Wednesday, September 13, 2023
Financial sustainability is crucial to longevity and keeping the mission alive. So, what are some ways to achieve sustainability?
Look for individual funders
Seek out those individuals that have a passion for your organizations type of work and ask for a donation.
Go for grants
Hire a grant writer for your organization that can look for possible grants and go after those potential grants.
Have a fundraiser
Fundraisers can be a way to bring new potential donors into your organizations. These can be done quarterly, once a year, however you would like to do them. These events can occur in person, or online through the organizations website and social media sites. COVID changed the dynamics of how organizations can reach out to ask for funding and has allowed a way for new potential donors to reach…Read more
Wednesday, September 6, 2023
Diversity, Equity, and Inclusion (DEI) strategies have been implemented in all sectors, including nonprofits. Trust in nonprofit organizations is vital to their success and very future since the foundational belief is that the nonprofit sector is here to do good. How can good be done when certain groups of people are ignored and overlooked? The communities served, stakeholders and employees must trust that their voices are being heard and valued. Senior leadership and board of directors should more accurately reflect the communities served. Organizations that do not make the effort to invest in DEI are demonstrating a disconnect between their stated mission and their actions taken.
With some additional preparation and determination, organizations can overcome those barriers and be successful in integrating DEI deep within their core values, mission, and culture. The many benefits that come with an organization that is more diverse and genuinely inclusive, are well worth the effort and perseverance through difficulties. Increased creativity, diversified perspectives contributing, innovation, and higher productivity are difficult to argue against supporting but there may be times that there are employees that may resist the implementation. With appropriate preparation, the agency can address those issues and continue on forward to success. …Read more
Wednesday, August 30, 2023
Employee wellness has become a bigger priority in workplaces as the understanding of the relationship between mental health and productivity continues to evolve. In the last few years, studies have demonstrated that poor mental health is associated with low productivity and high levels of burnout –a physical, emotional, and mental state of exhaustion resulting from overwhelming stress.
Occupational burnout is recognized by the World Health Organization as a phenomenon resulting from work-related stress that has not been successfully managed.
The nonprofit sector attracts employees that are passionate about making a difference in the world and care deeply about the wellbeing of the communities they serve.
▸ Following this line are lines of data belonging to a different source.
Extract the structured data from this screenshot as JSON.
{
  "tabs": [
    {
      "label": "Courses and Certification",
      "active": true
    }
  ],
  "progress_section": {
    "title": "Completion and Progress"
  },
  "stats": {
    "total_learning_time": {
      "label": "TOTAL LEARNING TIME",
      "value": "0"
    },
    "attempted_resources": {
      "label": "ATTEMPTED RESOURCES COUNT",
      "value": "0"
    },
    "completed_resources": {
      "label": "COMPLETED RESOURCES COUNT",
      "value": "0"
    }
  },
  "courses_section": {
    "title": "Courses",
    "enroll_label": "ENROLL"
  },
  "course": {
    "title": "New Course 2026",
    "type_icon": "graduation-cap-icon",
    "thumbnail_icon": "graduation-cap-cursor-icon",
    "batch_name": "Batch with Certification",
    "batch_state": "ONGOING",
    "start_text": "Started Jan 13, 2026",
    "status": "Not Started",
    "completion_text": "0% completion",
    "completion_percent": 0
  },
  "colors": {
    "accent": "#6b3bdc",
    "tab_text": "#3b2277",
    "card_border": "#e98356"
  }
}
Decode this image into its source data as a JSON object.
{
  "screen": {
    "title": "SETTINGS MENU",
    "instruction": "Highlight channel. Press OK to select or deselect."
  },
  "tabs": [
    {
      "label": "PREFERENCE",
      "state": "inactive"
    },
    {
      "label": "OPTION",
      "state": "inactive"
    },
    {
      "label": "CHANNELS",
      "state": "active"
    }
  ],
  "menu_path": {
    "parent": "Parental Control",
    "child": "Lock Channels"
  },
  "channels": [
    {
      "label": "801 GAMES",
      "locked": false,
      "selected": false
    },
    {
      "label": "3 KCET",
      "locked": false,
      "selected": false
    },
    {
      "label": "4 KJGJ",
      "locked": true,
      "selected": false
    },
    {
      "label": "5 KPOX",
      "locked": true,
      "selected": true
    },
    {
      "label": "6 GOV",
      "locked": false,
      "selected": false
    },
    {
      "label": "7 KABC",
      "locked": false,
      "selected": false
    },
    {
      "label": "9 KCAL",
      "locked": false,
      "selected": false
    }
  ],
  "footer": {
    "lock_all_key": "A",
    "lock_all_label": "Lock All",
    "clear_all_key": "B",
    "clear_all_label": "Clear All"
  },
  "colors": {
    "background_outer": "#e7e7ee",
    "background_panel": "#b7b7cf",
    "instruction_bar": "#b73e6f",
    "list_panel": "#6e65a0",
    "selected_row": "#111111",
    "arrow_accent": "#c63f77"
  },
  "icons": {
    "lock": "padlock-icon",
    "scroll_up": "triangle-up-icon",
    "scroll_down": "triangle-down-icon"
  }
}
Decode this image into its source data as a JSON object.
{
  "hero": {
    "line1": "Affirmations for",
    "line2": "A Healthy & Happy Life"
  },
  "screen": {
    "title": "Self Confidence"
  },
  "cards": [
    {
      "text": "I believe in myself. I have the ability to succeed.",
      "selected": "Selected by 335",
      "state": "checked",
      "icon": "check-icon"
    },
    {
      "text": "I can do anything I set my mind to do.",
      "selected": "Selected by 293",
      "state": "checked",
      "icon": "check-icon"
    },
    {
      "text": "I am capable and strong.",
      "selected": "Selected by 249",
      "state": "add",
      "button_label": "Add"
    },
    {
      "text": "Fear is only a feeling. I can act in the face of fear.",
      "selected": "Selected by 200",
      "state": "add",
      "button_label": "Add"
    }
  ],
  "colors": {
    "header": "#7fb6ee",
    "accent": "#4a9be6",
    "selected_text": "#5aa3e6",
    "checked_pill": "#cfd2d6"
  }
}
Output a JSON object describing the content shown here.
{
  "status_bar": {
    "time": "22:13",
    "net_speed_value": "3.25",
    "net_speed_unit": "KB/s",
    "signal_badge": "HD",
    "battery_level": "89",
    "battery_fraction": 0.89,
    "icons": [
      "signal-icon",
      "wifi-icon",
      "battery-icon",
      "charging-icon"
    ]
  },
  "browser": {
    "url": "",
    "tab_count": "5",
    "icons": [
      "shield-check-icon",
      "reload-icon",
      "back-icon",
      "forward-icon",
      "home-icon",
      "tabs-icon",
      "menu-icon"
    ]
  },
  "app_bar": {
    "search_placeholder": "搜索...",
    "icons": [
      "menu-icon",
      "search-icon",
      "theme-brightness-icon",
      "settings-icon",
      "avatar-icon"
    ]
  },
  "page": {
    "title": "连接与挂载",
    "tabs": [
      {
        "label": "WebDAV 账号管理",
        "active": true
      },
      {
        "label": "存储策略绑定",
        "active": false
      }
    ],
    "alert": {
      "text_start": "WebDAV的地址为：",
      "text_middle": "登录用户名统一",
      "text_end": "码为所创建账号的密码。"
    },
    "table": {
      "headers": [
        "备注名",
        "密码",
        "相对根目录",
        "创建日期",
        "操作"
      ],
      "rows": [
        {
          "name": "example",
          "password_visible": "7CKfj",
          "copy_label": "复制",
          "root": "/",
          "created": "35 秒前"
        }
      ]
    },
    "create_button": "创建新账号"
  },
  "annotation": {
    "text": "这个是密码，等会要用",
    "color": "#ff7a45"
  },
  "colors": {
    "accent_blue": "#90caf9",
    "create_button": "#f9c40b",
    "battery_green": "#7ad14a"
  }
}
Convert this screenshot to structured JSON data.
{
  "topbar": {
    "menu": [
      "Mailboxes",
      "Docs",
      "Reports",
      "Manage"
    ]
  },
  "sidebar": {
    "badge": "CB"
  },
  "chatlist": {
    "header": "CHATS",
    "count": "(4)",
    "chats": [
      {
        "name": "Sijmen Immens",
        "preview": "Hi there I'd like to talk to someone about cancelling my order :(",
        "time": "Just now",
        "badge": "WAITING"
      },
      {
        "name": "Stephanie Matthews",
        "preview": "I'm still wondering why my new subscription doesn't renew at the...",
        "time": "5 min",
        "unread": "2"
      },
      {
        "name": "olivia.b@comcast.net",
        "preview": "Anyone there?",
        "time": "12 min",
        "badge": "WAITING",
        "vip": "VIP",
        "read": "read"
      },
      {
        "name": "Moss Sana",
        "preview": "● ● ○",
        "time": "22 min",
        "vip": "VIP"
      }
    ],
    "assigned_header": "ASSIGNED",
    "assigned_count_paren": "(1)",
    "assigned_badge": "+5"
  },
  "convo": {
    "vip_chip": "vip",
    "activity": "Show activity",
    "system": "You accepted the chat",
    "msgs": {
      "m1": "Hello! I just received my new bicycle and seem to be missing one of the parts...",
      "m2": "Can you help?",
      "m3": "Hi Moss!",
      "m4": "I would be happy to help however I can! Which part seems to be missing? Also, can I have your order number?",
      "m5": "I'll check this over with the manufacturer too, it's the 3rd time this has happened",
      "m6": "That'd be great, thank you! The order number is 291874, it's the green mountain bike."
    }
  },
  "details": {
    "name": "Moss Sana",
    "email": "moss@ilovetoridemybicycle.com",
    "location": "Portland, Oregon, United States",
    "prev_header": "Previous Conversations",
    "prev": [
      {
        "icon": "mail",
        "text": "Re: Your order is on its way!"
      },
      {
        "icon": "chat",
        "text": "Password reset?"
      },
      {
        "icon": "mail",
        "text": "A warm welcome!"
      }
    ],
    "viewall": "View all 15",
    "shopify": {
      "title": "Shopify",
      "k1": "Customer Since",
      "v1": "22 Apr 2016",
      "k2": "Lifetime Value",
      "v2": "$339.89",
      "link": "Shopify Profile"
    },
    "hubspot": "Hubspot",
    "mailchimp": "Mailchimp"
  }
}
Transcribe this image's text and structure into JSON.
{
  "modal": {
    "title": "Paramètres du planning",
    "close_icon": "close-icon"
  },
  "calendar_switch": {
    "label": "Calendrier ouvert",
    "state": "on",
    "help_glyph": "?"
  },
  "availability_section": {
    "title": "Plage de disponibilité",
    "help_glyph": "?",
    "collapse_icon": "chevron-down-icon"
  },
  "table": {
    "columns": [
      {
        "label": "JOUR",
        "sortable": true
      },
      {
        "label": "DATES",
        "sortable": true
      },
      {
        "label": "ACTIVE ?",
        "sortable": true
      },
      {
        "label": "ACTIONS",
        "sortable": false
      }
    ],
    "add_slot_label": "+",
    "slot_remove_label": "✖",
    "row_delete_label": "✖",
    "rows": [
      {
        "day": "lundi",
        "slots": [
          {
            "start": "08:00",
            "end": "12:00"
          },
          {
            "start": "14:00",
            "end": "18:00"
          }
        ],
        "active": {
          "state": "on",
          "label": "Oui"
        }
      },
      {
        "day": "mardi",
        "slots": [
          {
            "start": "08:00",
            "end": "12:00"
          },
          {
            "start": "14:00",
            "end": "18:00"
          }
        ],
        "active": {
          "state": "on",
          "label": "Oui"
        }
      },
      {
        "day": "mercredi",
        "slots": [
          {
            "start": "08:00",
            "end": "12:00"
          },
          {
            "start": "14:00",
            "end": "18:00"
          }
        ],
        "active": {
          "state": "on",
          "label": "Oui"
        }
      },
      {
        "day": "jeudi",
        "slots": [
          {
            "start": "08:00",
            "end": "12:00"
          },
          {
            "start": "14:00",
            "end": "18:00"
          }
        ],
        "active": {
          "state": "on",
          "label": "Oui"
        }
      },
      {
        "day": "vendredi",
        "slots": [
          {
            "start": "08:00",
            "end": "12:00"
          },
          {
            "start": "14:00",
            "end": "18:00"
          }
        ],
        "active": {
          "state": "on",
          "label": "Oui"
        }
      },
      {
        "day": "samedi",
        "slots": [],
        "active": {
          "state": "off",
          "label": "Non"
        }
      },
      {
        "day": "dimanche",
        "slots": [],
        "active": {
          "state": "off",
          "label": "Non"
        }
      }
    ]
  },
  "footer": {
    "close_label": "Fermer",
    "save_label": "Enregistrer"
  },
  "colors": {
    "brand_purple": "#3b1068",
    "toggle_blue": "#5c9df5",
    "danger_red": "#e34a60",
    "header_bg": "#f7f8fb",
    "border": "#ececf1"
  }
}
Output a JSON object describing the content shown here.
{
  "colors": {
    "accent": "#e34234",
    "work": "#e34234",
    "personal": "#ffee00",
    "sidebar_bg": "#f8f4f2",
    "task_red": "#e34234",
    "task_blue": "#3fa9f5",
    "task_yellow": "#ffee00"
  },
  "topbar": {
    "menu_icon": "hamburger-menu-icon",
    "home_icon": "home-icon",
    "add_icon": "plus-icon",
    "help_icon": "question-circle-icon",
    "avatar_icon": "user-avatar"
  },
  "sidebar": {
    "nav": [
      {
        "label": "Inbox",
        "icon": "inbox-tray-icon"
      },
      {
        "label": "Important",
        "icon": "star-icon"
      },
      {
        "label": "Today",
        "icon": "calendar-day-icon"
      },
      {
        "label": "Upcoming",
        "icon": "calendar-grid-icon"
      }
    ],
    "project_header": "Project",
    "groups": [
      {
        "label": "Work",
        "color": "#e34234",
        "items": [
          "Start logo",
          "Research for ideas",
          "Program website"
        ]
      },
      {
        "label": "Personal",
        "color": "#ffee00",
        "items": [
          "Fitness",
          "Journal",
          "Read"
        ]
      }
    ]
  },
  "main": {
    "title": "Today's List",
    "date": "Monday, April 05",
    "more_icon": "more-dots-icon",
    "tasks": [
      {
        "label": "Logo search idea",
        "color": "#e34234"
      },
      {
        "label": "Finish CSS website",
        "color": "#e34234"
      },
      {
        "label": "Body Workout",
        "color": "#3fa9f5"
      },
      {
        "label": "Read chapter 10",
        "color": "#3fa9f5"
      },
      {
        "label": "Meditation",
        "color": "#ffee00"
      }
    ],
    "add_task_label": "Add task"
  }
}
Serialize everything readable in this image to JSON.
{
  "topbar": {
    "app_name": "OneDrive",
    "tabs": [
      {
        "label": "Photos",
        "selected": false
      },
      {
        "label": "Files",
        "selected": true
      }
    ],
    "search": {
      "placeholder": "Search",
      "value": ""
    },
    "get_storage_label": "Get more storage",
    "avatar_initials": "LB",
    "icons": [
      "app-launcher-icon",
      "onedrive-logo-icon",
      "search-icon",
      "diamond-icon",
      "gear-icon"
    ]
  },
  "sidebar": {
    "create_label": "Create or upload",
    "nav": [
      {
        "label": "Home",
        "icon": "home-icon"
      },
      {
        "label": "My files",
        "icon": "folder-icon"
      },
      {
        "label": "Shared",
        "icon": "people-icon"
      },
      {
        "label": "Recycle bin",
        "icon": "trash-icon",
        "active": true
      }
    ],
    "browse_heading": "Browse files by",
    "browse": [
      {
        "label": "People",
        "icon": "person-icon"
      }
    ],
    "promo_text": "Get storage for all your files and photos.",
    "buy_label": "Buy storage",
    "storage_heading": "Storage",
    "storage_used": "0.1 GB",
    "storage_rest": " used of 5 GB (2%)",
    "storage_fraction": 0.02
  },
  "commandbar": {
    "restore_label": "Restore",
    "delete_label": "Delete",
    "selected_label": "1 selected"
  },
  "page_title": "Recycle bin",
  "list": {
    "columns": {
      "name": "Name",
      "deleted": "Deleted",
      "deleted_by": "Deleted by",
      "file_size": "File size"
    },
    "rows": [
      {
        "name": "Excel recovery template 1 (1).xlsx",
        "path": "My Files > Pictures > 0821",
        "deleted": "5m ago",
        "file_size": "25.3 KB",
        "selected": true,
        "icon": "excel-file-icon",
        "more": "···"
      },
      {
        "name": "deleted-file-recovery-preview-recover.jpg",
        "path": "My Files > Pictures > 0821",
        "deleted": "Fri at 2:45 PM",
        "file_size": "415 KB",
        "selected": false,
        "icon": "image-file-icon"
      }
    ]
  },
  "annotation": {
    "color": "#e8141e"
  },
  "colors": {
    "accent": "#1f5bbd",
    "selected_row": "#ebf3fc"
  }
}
Unfortunately, these workers seem to be more vulnerable to developing burnout. They carry the immense pressure of meeting the demand for basic needs services while juggling between heavy paperload, grant requirements, tight budgets and under-staffed teams to carry out fundraising activities and events.
The McKinsey Health…Read more